▶ What the task asks:
Say how many lines below have "class" in them, giving the number alone.

*** Exercise data ***

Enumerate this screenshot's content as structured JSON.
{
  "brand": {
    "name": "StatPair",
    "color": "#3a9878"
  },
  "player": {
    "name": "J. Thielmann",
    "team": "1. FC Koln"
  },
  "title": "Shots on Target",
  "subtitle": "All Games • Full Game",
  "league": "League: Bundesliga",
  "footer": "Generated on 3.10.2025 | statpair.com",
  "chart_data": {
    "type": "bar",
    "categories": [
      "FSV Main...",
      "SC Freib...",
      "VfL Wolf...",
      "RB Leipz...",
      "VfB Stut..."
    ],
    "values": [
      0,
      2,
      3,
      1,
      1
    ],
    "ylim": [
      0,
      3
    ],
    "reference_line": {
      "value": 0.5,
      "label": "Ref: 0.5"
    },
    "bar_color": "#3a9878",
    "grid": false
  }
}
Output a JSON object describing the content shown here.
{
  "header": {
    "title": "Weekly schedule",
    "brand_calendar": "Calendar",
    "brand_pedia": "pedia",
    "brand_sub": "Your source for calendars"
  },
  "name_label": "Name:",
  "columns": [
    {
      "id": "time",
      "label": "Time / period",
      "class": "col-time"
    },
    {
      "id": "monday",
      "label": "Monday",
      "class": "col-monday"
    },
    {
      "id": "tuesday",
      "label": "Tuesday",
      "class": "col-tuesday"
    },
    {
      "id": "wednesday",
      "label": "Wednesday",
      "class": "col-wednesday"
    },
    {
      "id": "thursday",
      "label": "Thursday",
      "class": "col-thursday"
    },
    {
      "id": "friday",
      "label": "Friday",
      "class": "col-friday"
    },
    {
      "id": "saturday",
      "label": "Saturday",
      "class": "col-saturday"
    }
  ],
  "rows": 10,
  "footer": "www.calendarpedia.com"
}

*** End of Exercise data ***

▶ Solution to this exercise:
7